Four of these 88 ileoscopies were performed in combination with an upper gastrointestinal endoscopy with biopsies being obtained from the allograft jejunum. In all four cases, the biopsies obtained from the allograft jejunum demonstrated a histopathology similar to that of the ileal graft. In two, acute cellular rejection was identified in all three biopsies obtained from the distal ileal allograft as well as the very proximal jejunal portion of the intestinal allograft. In the other two cases, neither the jejunal nor ileal sites had any histologic evidence for rejection.
The presence of histologically confirmed rejection was associated with clinical findings of a sudden change in patient mood, the presence of fever and abdominal pain, the onset of a stomal discharge, and the presence of diarrhea with or without blood. Endoscopically, the areas of intestinal allograft rejection could be identified as being ischemic (pale) or dusky because of the presence of edema, mucosal sloughing, bleeding, and a local area of reduced or absent peristalsis.
The endoscopic appearance of intestinal allograft rejection as compared to normal bowel and acute and chronic allograft rejection and C-difficle allograft enteropathy is shown in Figs. 2 and and3.3. The normal alograft has an entirely normal appearance. In contrast, in acute rejection, the bowel first becomes granular and thickened as a result of edema and then overtly hemorrhagic (Fig. 2). In chronic rejection (Fig. 3) the allograft bowel demonstrates a similar granular appearance as seen in early ACR, but also demonstrates a loss of the valvulae and reduced or absent peristalsis. With late chronic rejection, enhanced granularity and mucosal ulcers are seen. As occurs in the colon, C-difficle enteropathy is associated with the presence of flat white pseudomembranes that adhere to the mucosal surface (Fig. 3).

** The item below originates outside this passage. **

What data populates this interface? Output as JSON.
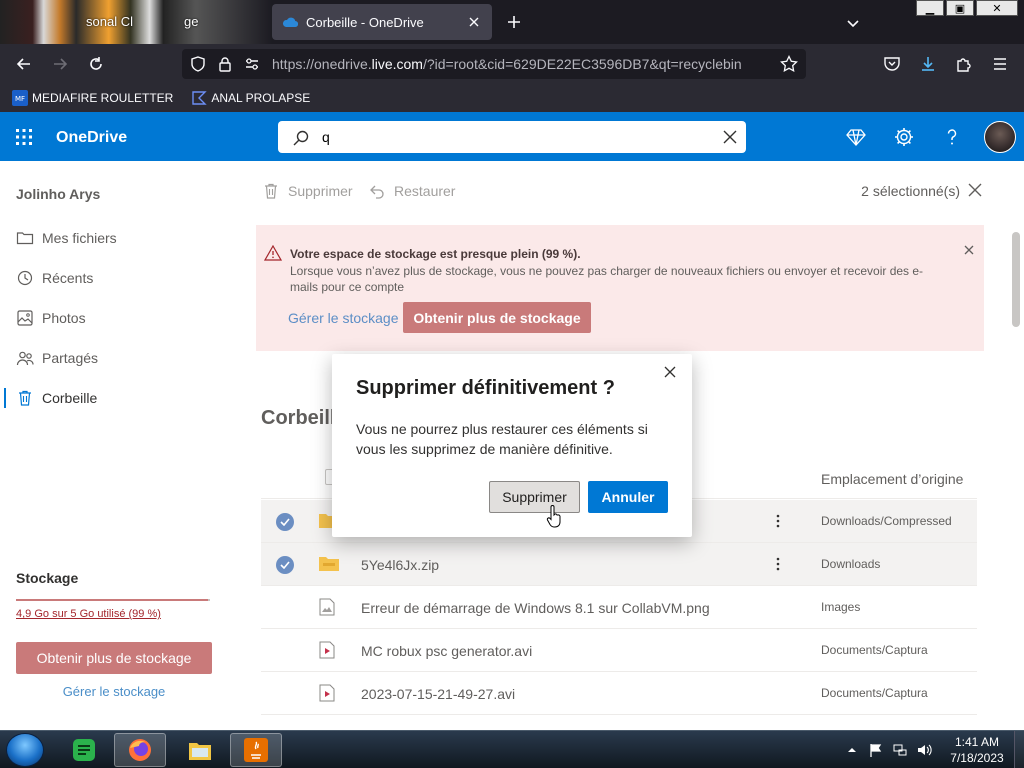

Since small-bowel transplantation has been introduced clinically, its success has been shown to parallel the ability of the treating physicians and nurses to identify and treat rejection. Endoscopic biopsies have been shown to be extremely valuable for this purpose. Usually ileal biopsies have been used for this purpose because of the ease with which they can be obtained. Whether a biopsy obtained from the terminal ileum represents the status of the whole allograft remains a concern. This important issue has been addressed in the present study, in which allograft mucosal biopsies were obtained at 5, 10, and 15 cm, respectively, from the stoma of the terminal ileum as well as from the jejunal portion of the graft in four cases.
The data obtained suggest that intestinal allograft rejection when it occurs is a diffuse process and biopsies obtained randomly from any site in the ileum are likely to represent the rest of the graft at least when it comes to documenting the presence or absence of allograft rejection. In unusual cases, the histologic findings of acute cellular rejection can be limited in location but are unlikely to be missed if multiple blind or endoscopically directed biopsies are obtained and assessed histologically.
Based upon these findings, it can be stated that random mucosal biopsies from the distal segment of an intestinal allograft can be obtained easily and should be the routine in patients suspected of having an episode of intestinal allograft rejection.